Reviewed by Magdalena Ball
Pirate: The Barking Kookabura
By Adrian Plitzco
Dramatized narration by Annie Phelan, Eva Spiesberger, Jenny Jarman, David Tredinnick, Drew Tingwell and Francis Greenslade.Music by Patrick Wauthier. Illustrations by Adrian Plitzco.
2 CDs, 2 hours 24 minutes. ISBN 978-0-646-54287-4, AUD 24.95
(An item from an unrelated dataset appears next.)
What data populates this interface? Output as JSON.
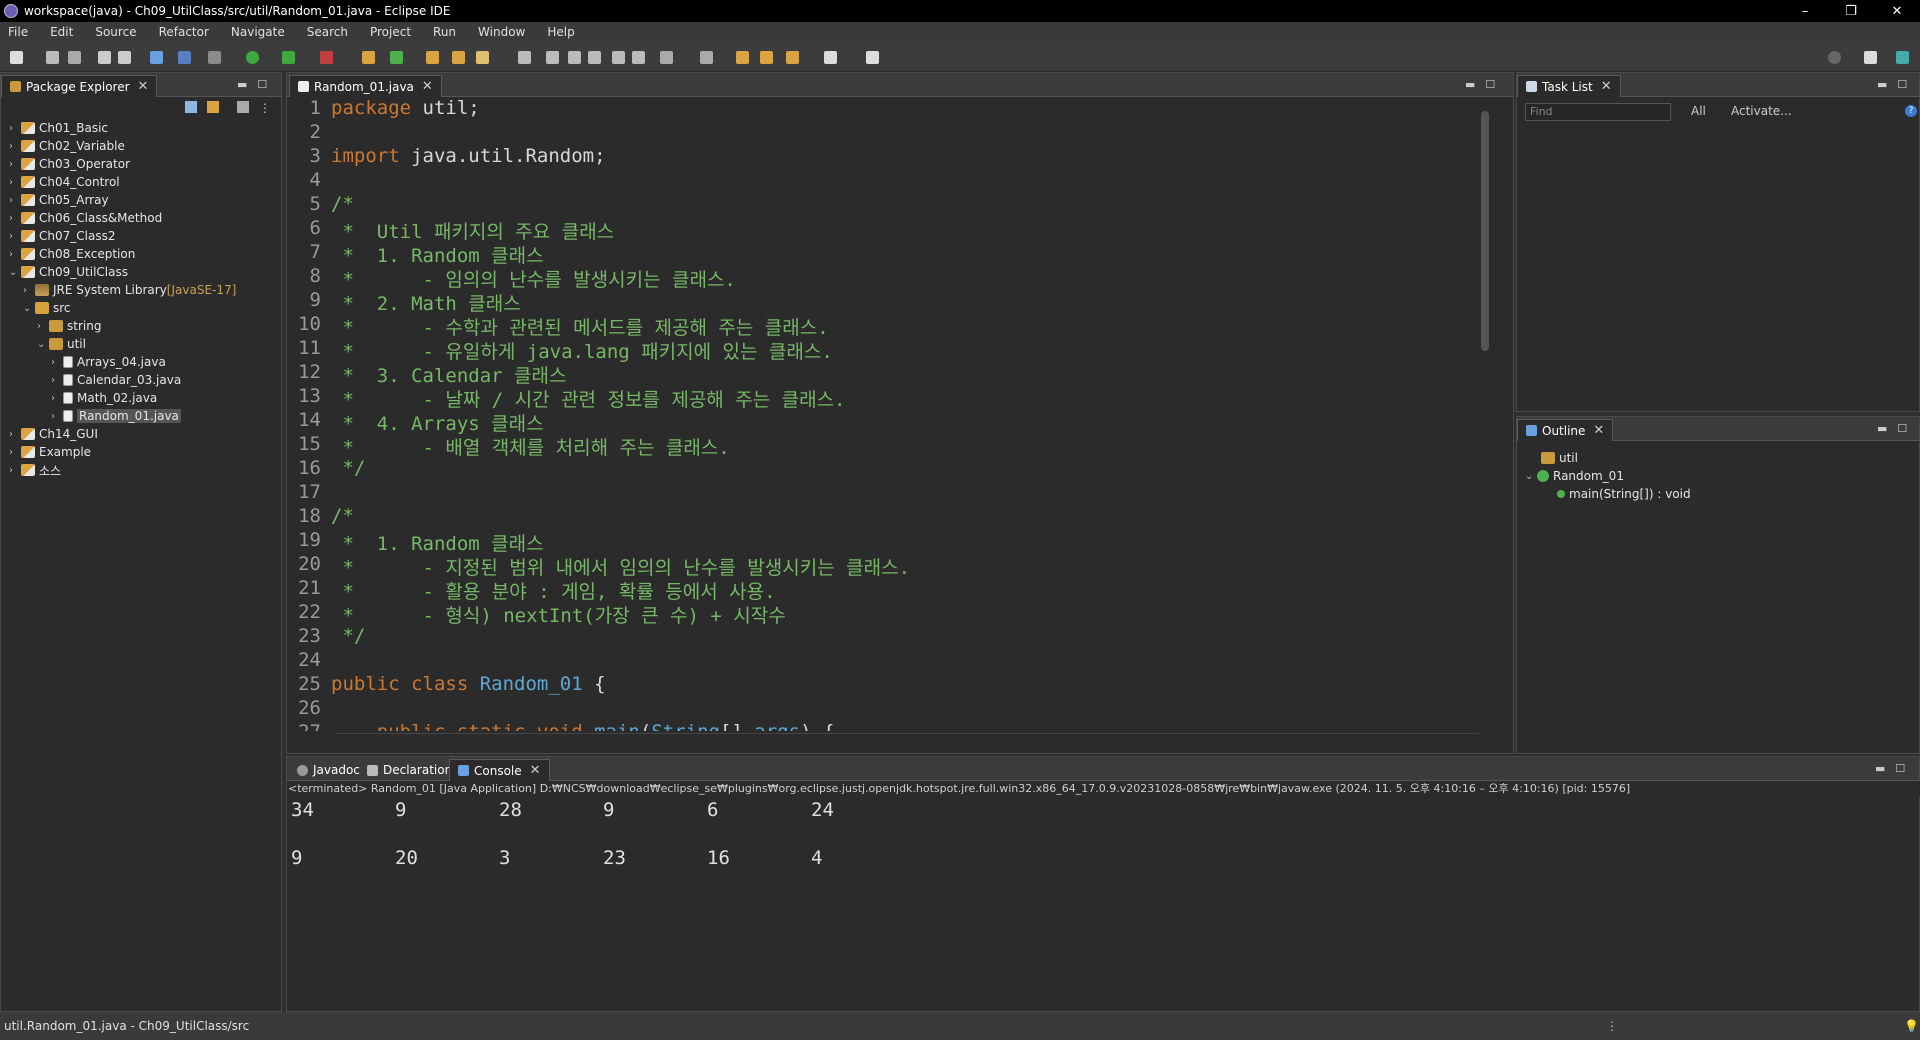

Pirate is a cute baby Kookaburra who appears one day amidst the dogs and a cat on the little farm. Pirate is full of youthful bluster, but the animals immediately take to him, and decide to help him find out where he comes from and where his parents are. This is a lovely and powerful story about care, kindness, camaraderie, and finding oneself. In particular, the maternal relationship between the large old Doberman Stelze and Pirate is heartwarming, and will have children wiping their eyes before laughing outloud at the silly antics as Pirate teaches the old dogs a bunch of new tricks.
The hunt for Pirate’s origins leads to some very funny situations, and everyone has a good time throughout. Pilco’s writing is descriptive and powerful, conveying the wonderful characters of Buddha the cynical and smart cat (naturally), Stelze, the loving Doberman, Ajax and Hoover, the playful dogs, and of course the cute, mischievous and high energy Pirate. The Australian bush is vividly described as the team goes on their little quest, taking the reader through swimming holes, caves and Eucalyptus forests. Children will love little Pirate best of all, conjuring up the little barking bird in their imaginations – which makes a nice change from the video screens and televisions that tend to take over the modern household. The audio is particularly good for long car trips – I listened in and out of my daily journey to work, and didn’t even mind the ubiquitous roadwork, as it gave me more time for the delicious story. There’s quite a bit of suspense when Stelze risks her own life to save Pirate, and then Pirate has to save Stelze.
Listening to audio books is such an innate pleasure, and those who tend to do their reading with a printed book might be surprised at how enjoyable the process is. You can close your eyes (not while driving), and imagine the scenes in your head. The cast is the same as Plitzco’s previous audio Lancelot: The one-armed Kangaroo, and all of them do a terrific job bringing the characters to life. Although I’m afraid I’ll always think of her as Meryl Sheep, Anne Phelan does a particularly powerful job of narrating the story, and her calm, warm voice works perfectly with the boisterous exuberance of Eva Spiesberger, Jenny Jarman, David Tredinnick, Drew Tingwell and Francis Greenslade. The CD is punctuated by a bright soundtrack by Patrick Wauthier that keeps the mood light and helps distinguish different scenes. Plitzco’s own artwork graces the cover, and makes this an attractive gift for any child (up to about age 10) who wants a wonderful, evocative story or to listen to on a lengthy car journey (even my 13 year old was engrossed).
A free copy of the story can be downloaded at Smashwords.